> _Data supplied_
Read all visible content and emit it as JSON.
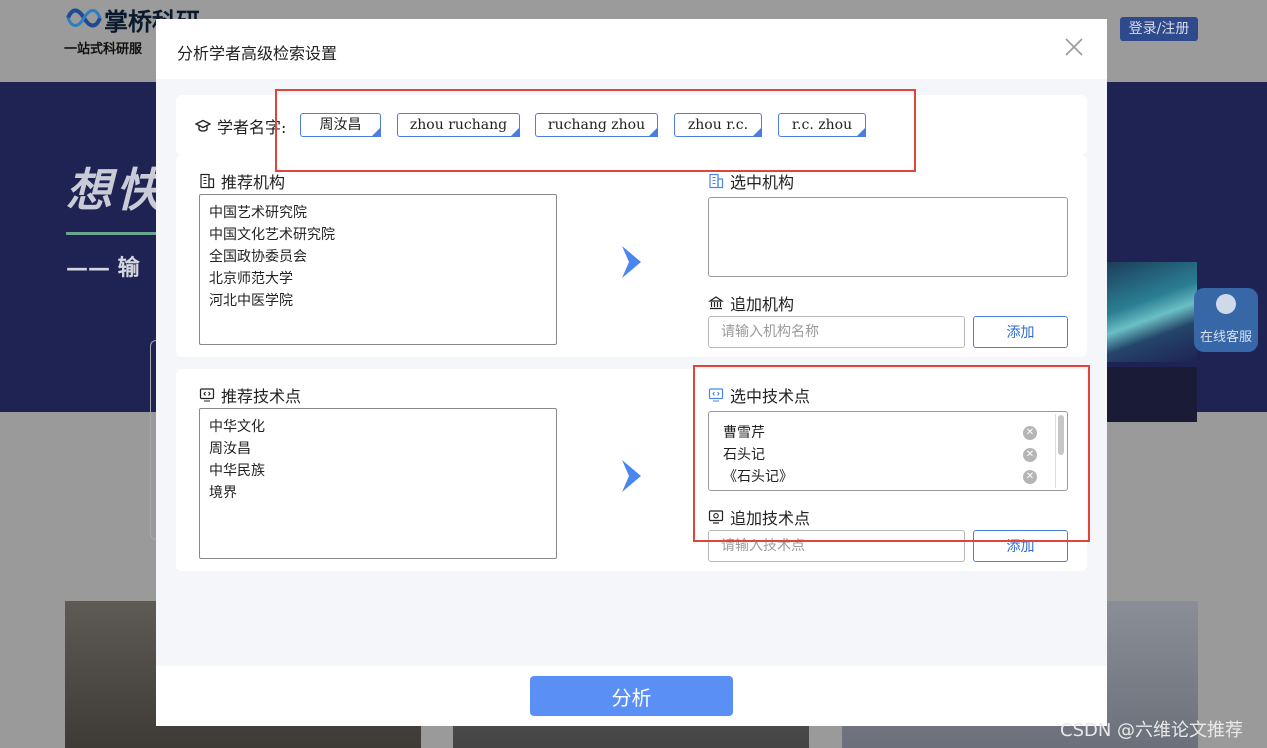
{
  "background": {
    "logo_title": "掌桥科研",
    "logo_subtitle": "一站式科研服",
    "login_button": "登录/注册",
    "hero_text": "想快",
    "hero_sub": "—— 输",
    "online_service": "在线客服",
    "watermark": "CSDN @六维论文推荐"
  },
  "modal": {
    "title": "分析学者高级检索设置",
    "close_icon": "close-icon",
    "scholar": {
      "label": "学者名字:",
      "icon": "graduation-cap-icon",
      "names": [
        "周汝昌",
        "zhou ruchang",
        "ruchang zhou",
        "zhou r.c.",
        "r.c. zhou"
      ]
    },
    "institutions": {
      "recommended_label": "推荐机构",
      "recommended_icon": "building-icon",
      "recommended": [
        "中国艺术研究院",
        "中国文化艺术研究院",
        "全国政协委员会",
        "北京师范大学",
        "河北中医学院"
      ],
      "selected_label": "选中机构",
      "selected_icon": "building-icon",
      "selected": [],
      "add_label": "追加机构",
      "add_icon": "bank-icon",
      "add_placeholder": "请输入机构名称",
      "add_button": "添加"
    },
    "tech": {
      "recommended_label": "推荐技术点",
      "recommended_icon": "monitor-code-icon",
      "recommended": [
        "中华文化",
        "周汝昌",
        "中华民族",
        "境界"
      ],
      "selected_label": "选中技术点",
      "selected_icon": "monitor-code-icon",
      "selected": [
        "曹雪芹",
        "石头记",
        "《石头记》"
      ],
      "add_label": "追加技术点",
      "add_icon": "monitor-plus-icon",
      "add_placeholder": "请输入技术点",
      "add_button": "添加"
    },
    "analyze_button": "分析"
  },
  "colors": {
    "accent": "#5a8ff5",
    "tag_border": "#4a7ee0",
    "highlight_box": "#e0443a",
    "hero_bg": "#1e2354"
  }
}
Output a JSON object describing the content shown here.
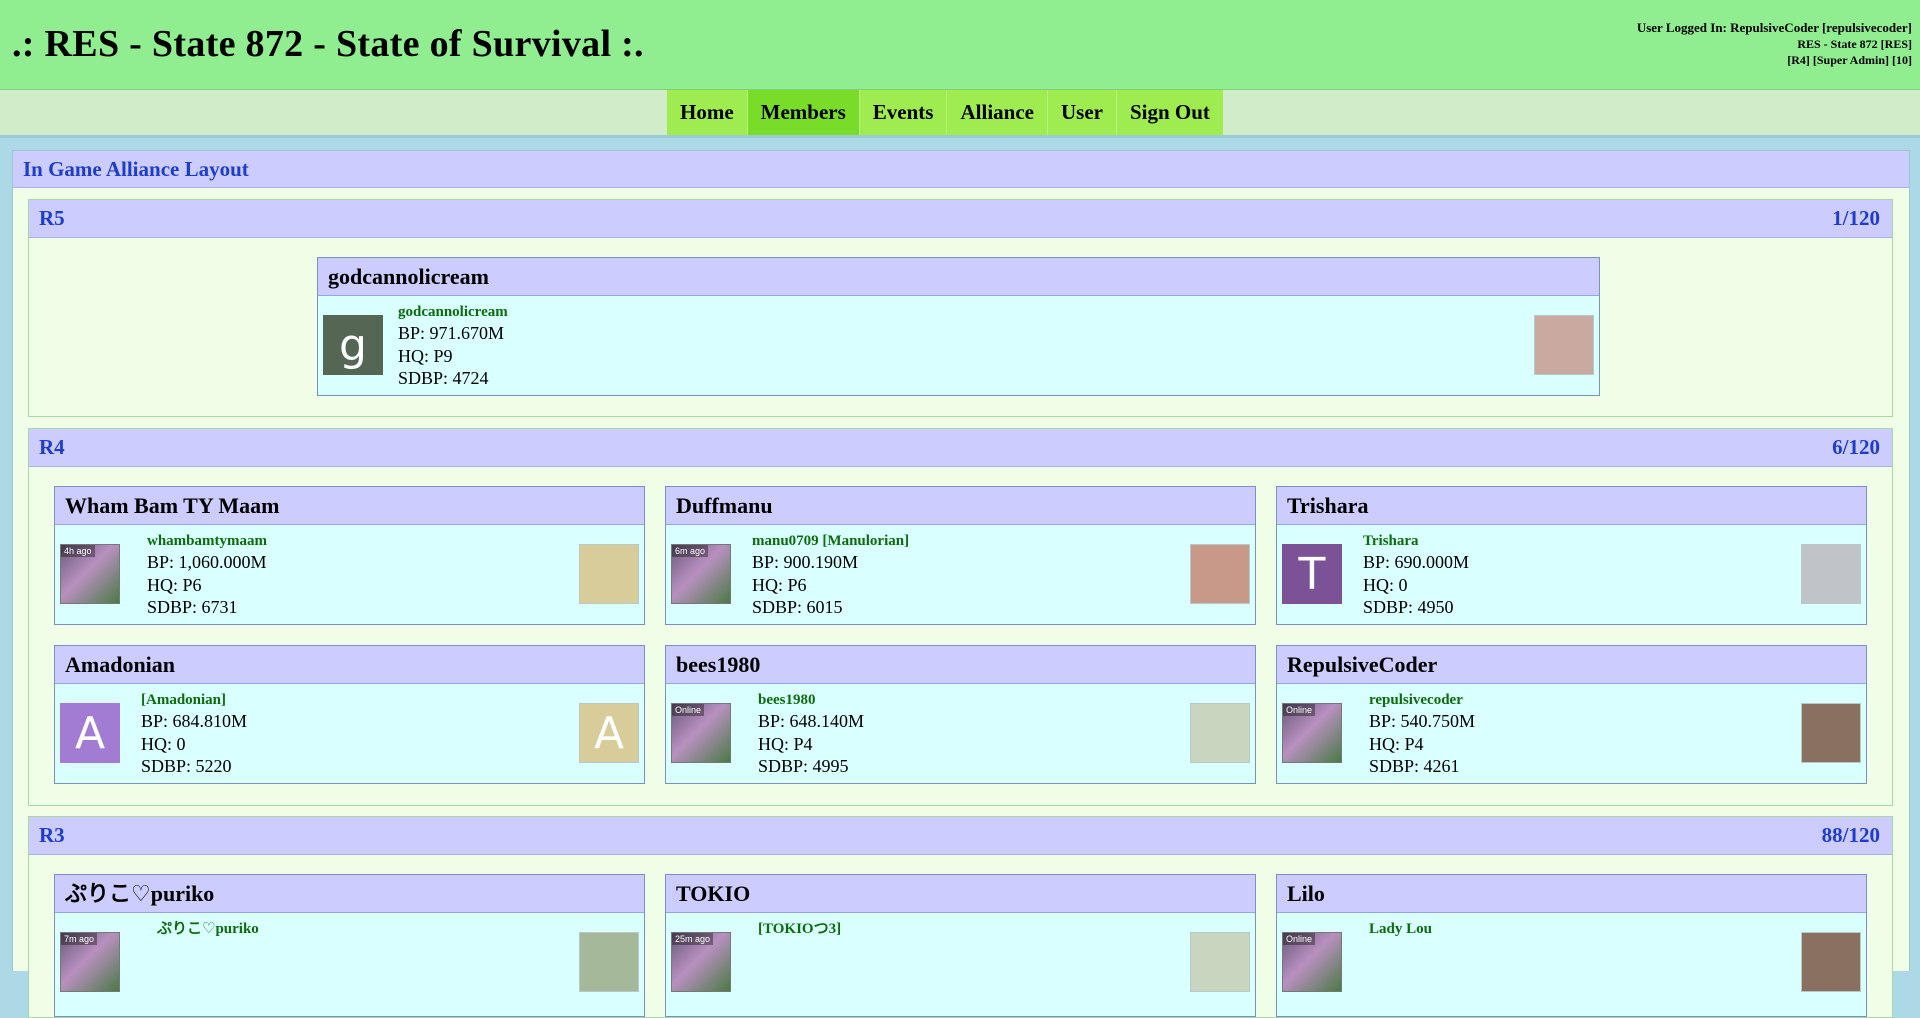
{
  "site": {
    "title": ".: RES - State 872 - State of Survival :.",
    "login": {
      "line1": "User Logged In: RepulsiveCoder [repulsivecoder]",
      "line2": "RES - State 872 [RES]",
      "line3": "[R4] [Super Admin] [10]"
    }
  },
  "nav": {
    "home": "Home",
    "members": "Members",
    "events": "Events",
    "alliance": "Alliance",
    "user": "User",
    "sign_out": "Sign Out",
    "active": "Members"
  },
  "main": {
    "title": "In Game Alliance Layout",
    "sections": [
      {
        "rank": "R5",
        "count": "1/120",
        "members": [
          {
            "title": "godcannolicream",
            "name": "godcannolicream",
            "bp": "BP: 971.670M",
            "hq": "HQ: P9",
            "sdbp": "SDBP: 4724",
            "avatar_letter": "g",
            "avatar_color": "#556655"
          }
        ]
      },
      {
        "rank": "R4",
        "count": "6/120",
        "members": [
          {
            "title": "Wham Bam TY Maam",
            "name": "whambamtymaam",
            "bp": "BP: 1,060.000M",
            "hq": "HQ: P6",
            "sdbp": "SDBP: 6731",
            "avatar_tag": "4h ago"
          },
          {
            "title": "Duffmanu",
            "name": "manu0709 [Manulorian]",
            "bp": "BP: 900.190M",
            "hq": "HQ: P6",
            "sdbp": "SDBP: 6015",
            "avatar_tag": "6m ago"
          },
          {
            "title": "Trishara",
            "name": "Trishara",
            "bp": "BP: 690.000M",
            "hq": "HQ: 0",
            "sdbp": "SDBP: 4950",
            "avatar_letter": "T",
            "avatar_color": "#7b5296"
          },
          {
            "title": "Amadonian",
            "name": "[Amadonian]",
            "bp": "BP: 684.810M",
            "hq": "HQ: 0",
            "sdbp": "SDBP: 5220",
            "avatar_letter": "A",
            "avatar_color": "#a27bd2",
            "photo_letter": "A",
            "photo_color": "#d8cc9a"
          },
          {
            "title": "bees1980",
            "name": "bees1980",
            "bp": "BP: 648.140M",
            "hq": "HQ: P4",
            "sdbp": "SDBP: 4995",
            "avatar_tag": "Online"
          },
          {
            "title": "RepulsiveCoder",
            "name": "repulsivecoder",
            "bp": "BP: 540.750M",
            "hq": "HQ: P4",
            "sdbp": "SDBP: 4261",
            "avatar_tag": "Online"
          }
        ]
      },
      {
        "rank": "R3",
        "count": "88/120",
        "members": [
          {
            "title": "ぷりこ♡puriko",
            "name": "ぷりこ♡puriko",
            "avatar_tag": "7m ago"
          },
          {
            "title": "TOKIO",
            "name": "[TOKIOつ3]",
            "avatar_tag": "25m ago"
          },
          {
            "title": "Lilo",
            "name": "Lady Lou",
            "avatar_tag": "Online"
          }
        ]
      }
    ]
  }
}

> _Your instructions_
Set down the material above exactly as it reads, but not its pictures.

> _Solution for this exercise_
Read all visible content and emit it as JSON.
{
  "background": {
    "logo_title": "掌桥科研",
    "logo_subtitle": "一站式科研服",
    "login_button": "登录/注册",
    "hero_text": "想快",
    "hero_sub": "—— 输",
    "online_service": "在线客服",
    "watermark": "CSDN @六维论文推荐"
  },
  "modal": {
    "title": "分析学者高级检索设置",
    "close_icon": "close-icon",
    "scholar": {
      "label": "学者名字:",
      "icon": "graduation-cap-icon",
      "names": [
        "周汝昌",
        "zhou ruchang",
        "ruchang zhou",
        "zhou r.c.",
        "r.c. zhou"
      ]
    },
    "institutions": {
      "recommended_label": "推荐机构",
      "recommended_icon": "building-icon",
      "recommended": [
        "中国艺术研究院",
        "中国文化艺术研究院",
        "全国政协委员会",
        "北京师范大学",
        "河北中医学院"
      ],
      "selected_label": "选中机构",
      "selected_icon": "building-icon",
      "selected": [],
      "add_label": "追加机构",
      "add_icon": "bank-icon",
      "add_placeholder": "请输入机构名称",
      "add_button": "添加"
    },
    "tech": {
      "recommended_label": "推荐技术点",
      "recommended_icon": "monitor-code-icon",
      "recommended": [
        "中华文化",
        "周汝昌",
        "中华民族",
        "境界"
      ],
      "selected_label": "选中技术点",
      "selected_icon": "monitor-code-icon",
      "selected": [
        "曹雪芹",
        "石头记",
        "《石头记》"
      ],
      "add_label": "追加技术点",
      "add_icon": "monitor-plus-icon",
      "add_placeholder": "请输入技术点",
      "add_button": "添加"
    },
    "analyze_button": "分析"
  },
  "colors": {
    "accent": "#5a8ff5",
    "tag_border": "#4a7ee0",
    "highlight_box": "#e0443a",
    "hero_bg": "#1e2354"
  }
}
Output a JSON object describing the content shown here.
{
  "site": {
    "title": ".: RES - State 872 - State of Survival :.",
    "login": {
      "line1": "User Logged In: RepulsiveCoder [repulsivecoder]",
      "line2": "RES - State 872 [RES]",
      "line3": "[R4] [Super Admin] [10]"
    }
  },
  "nav": {
    "home": "Home",
    "members": "Members",
    "events": "Events",
    "alliance": "Alliance",
    "user": "User",
    "sign_out": "Sign Out",
    "active": "Members"
  },
  "main": {
    "title": "In Game Alliance Layout",
    "sections": [
      {
        "rank": "R5",
        "count": "1/120",
        "members": [
          {
            "title": "godcannolicream",
            "name": "godcannolicream",
            "bp": "BP: 971.670M",
            "hq": "HQ: P9",
            "sdbp": "SDBP: 4724",
            "avatar_letter": "g",
            "avatar_color": "#556655"
          }
        ]
      },
      {
        "rank": "R4",
        "count": "6/120",
        "members": [
          {
            "title": "Wham Bam TY Maam",
            "name": "whambamtymaam",
            "bp": "BP: 1,060.000M",
            "hq": "HQ: P6",
            "sdbp": "SDBP: 6731",
            "avatar_tag": "4h ago"
          },
          {
            "title": "Duffmanu",
            "name": "manu0709 [Manulorian]",
            "bp": "BP: 900.190M",
            "hq": "HQ: P6",
            "sdbp": "SDBP: 6015",
            "avatar_tag": "6m ago"
          },
          {
            "title": "Trishara",
            "name": "Trishara",
            "bp": "BP: 690.000M",
            "hq": "HQ: 0",
            "sdbp": "SDBP: 4950",
            "avatar_letter": "T",
            "avatar_color": "#7b5296"
          },
          {
            "title": "Amadonian",
            "name": "[Amadonian]",
            "bp": "BP: 684.810M",
            "hq": "HQ: 0",
            "sdbp": "SDBP: 5220",
            "avatar_letter": "A",
            "avatar_color": "#a27bd2",
            "photo_letter": "A",
            "photo_color": "#d8cc9a"
          },
          {
            "title": "bees1980",
            "name": "bees1980",
            "bp": "BP: 648.140M",
            "hq": "HQ: P4",
            "sdbp": "SDBP: 4995",
            "avatar_tag": "Online"
          },
          {
            "title": "RepulsiveCoder",
            "name": "repulsivecoder",
            "bp": "BP: 540.750M",
            "hq": "HQ: P4",
            "sdbp": "SDBP: 4261",
            "avatar_tag": "Online"
          }
        ]
      },
      {
        "rank": "R3",
        "count": "88/120",
        "members": [
          {
            "title": "ぷりこ♡puriko",
            "name": "ぷりこ♡puriko",
            "avatar_tag": "7m ago"
          },
          {
            "title": "TOKIO",
            "name": "[TOKIOつ3]",
            "avatar_tag": "25m ago"
          },
          {
            "title": "Lilo",
            "name": "Lady Lou",
            "avatar_tag": "Online"
          }
        ]
      }
    ]
  }
}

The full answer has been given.